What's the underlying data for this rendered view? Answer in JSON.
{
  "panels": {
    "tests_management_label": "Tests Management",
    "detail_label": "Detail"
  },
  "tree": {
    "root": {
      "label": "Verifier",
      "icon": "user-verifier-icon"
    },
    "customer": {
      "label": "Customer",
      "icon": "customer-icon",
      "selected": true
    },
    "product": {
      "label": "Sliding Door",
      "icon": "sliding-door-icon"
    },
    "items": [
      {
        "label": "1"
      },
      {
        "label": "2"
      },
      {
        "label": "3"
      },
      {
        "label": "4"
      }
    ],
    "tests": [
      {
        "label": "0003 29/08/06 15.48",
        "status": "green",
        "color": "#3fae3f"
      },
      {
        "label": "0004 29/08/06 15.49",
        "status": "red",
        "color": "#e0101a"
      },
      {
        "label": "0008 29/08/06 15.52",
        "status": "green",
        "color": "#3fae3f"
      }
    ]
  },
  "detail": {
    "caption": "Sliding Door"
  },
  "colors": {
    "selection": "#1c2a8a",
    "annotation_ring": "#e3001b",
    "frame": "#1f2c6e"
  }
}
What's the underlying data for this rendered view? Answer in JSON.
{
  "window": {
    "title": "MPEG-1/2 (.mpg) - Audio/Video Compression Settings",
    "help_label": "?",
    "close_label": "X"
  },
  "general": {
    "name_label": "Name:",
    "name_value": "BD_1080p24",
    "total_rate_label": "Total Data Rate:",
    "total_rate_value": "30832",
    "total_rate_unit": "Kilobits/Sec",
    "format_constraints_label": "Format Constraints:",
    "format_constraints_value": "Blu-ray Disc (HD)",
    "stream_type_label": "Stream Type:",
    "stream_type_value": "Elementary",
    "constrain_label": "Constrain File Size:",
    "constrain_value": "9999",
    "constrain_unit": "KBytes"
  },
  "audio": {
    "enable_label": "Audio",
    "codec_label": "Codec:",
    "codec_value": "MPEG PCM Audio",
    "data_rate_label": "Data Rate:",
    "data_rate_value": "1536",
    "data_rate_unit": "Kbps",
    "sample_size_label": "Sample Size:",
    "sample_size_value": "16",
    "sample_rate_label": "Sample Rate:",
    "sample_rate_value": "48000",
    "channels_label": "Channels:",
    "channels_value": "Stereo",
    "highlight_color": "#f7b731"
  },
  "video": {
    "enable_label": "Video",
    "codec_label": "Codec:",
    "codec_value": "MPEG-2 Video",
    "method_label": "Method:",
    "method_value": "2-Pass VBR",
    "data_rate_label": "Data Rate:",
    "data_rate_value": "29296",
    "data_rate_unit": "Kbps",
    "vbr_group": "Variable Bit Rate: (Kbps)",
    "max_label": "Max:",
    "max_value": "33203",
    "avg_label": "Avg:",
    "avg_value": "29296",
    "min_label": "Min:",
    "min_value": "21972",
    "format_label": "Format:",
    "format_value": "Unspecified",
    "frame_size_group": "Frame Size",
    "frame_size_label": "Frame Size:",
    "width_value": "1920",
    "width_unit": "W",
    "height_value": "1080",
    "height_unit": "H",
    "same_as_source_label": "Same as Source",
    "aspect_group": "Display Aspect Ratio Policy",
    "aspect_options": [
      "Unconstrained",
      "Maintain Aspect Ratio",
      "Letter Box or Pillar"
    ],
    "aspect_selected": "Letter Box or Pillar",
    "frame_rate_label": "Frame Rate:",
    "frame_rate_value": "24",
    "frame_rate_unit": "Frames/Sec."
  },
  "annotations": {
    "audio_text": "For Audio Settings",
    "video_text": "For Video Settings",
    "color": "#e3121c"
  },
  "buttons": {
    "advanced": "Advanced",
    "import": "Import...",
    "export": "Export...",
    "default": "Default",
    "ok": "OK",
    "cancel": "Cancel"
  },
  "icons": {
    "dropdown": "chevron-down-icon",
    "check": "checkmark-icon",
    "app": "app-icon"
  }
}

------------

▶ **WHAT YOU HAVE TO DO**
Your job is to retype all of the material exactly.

▶ **WRITTEN SOLUTION**
What's the underlying data for this rendered view? Answer in JSON.
{
  "panels": {
    "tests_management_label": "Tests Management",
    "detail_label": "Detail"
  },
  "tree": {
    "root": {
      "label": "Verifier",
      "icon": "user-verifier-icon"
    },
    "customer": {
      "label": "Customer",
      "icon": "customer-icon",
      "selected": true
    },
    "product": {
      "label": "Sliding Door",
      "icon": "sliding-door-icon"
    },
    "items": [
      {
        "label": "1"
      },
      {
        "label": "2"
      },
      {
        "label": "3"
      },
      {
        "label": "4"
      }
    ],
    "tests": [
      {
        "label": "0003 29/08/06 15.48",
        "status": "green",
        "color": "#3fae3f"
      },
      {
        "label": "0004 29/08/06 15.49",
        "status": "red",
        "color": "#e0101a"
      },
      {
        "label": "0008 29/08/06 15.52",
        "status": "green",
        "color": "#3fae3f"
      }
    ]
  },
  "detail": {
    "caption": "Sliding Door"
  },
  "colors": {
    "selection": "#1c2a8a",
    "annotation_ring": "#e3001b",
    "frame": "#1f2c6e"
  }
}
What's the underlying data for this rendered view? Answer in JSON.
{
  "window": {
    "title": "MPEG-1/2 (.mpg) - Audio/Video Compression Settings",
    "help_label": "?",
    "close_label": "X"
  },
  "general": {
    "name_label": "Name:",
    "name_value": "BD_1080p24",
    "total_rate_label": "Total Data Rate:",
    "total_rate_value": "30832",
    "total_rate_unit": "Kilobits/Sec",
    "format_constraints_label": "Format Constraints:",
    "format_constraints_value": "Blu-ray Disc (HD)",
    "stream_type_label": "Stream Type:",
    "stream_type_value": "Elementary",
    "constrain_label": "Constrain File Size:",
    "constrain_value": "9999",
    "constrain_unit": "KBytes"
  },
  "audio": {
    "enable_label": "Audio",
    "codec_label": "Codec:",
    "codec_value": "MPEG PCM Audio",
    "data_rate_label": "Data Rate:",
    "data_rate_value": "1536",
    "data_rate_unit": "Kbps",
    "sample_size_label": "Sample Size:",
    "sample_size_value": "16",
    "sample_rate_label": "Sample Rate:",
    "sample_rate_value": "48000",
    "channels_label": "Channels:",
    "channels_value": "Stereo",
    "highlight_color": "#f7b731"
  },
  "video": {
    "enable_label": "Video",
    "codec_label": "Codec:",
    "codec_value": "MPEG-2 Video",
    "method_label": "Method:",
    "method_value": "2-Pass VBR",
    "data_rate_label": "Data Rate:",
    "data_rate_value": "29296",
    "data_rate_unit": "Kbps",
    "vbr_group": "Variable Bit Rate: (Kbps)",
    "max_label": "Max:",
    "max_value": "33203",
    "avg_label": "Avg:",
    "avg_value": "29296",
    "min_label": "Min:",
    "min_value": "21972",
    "format_label": "Format:",
    "format_value": "Unspecified",
    "frame_size_group": "Frame Size",
    "frame_size_label": "Frame Size:",
    "width_value": "1920",
    "width_unit": "W",
    "height_value": "1080",
    "height_unit": "H",
    "same_as_source_label": "Same as Source",
    "aspect_group": "Display Aspect Ratio Policy",
    "aspect_options": [
      "Unconstrained",
      "Maintain Aspect Ratio",
      "Letter Box or Pillar"
    ],
    "aspect_selected": "Letter Box or Pillar",
    "frame_rate_label": "Frame Rate:",
    "frame_rate_value": "24",
    "frame_rate_unit": "Frames/Sec."
  },
  "annotations": {
    "audio_text": "For Audio Settings",
    "video_text": "For Video Settings",
    "color": "#e3121c"
  },
  "buttons": {
    "advanced": "Advanced",
    "import": "Import...",
    "export": "Export...",
    "default": "Default",
    "ok": "OK",
    "cancel": "Cancel"
  },
  "icons": {
    "dropdown": "chevron-down-icon",
    "check": "checkmark-icon",
    "app": "app-icon"
  }
}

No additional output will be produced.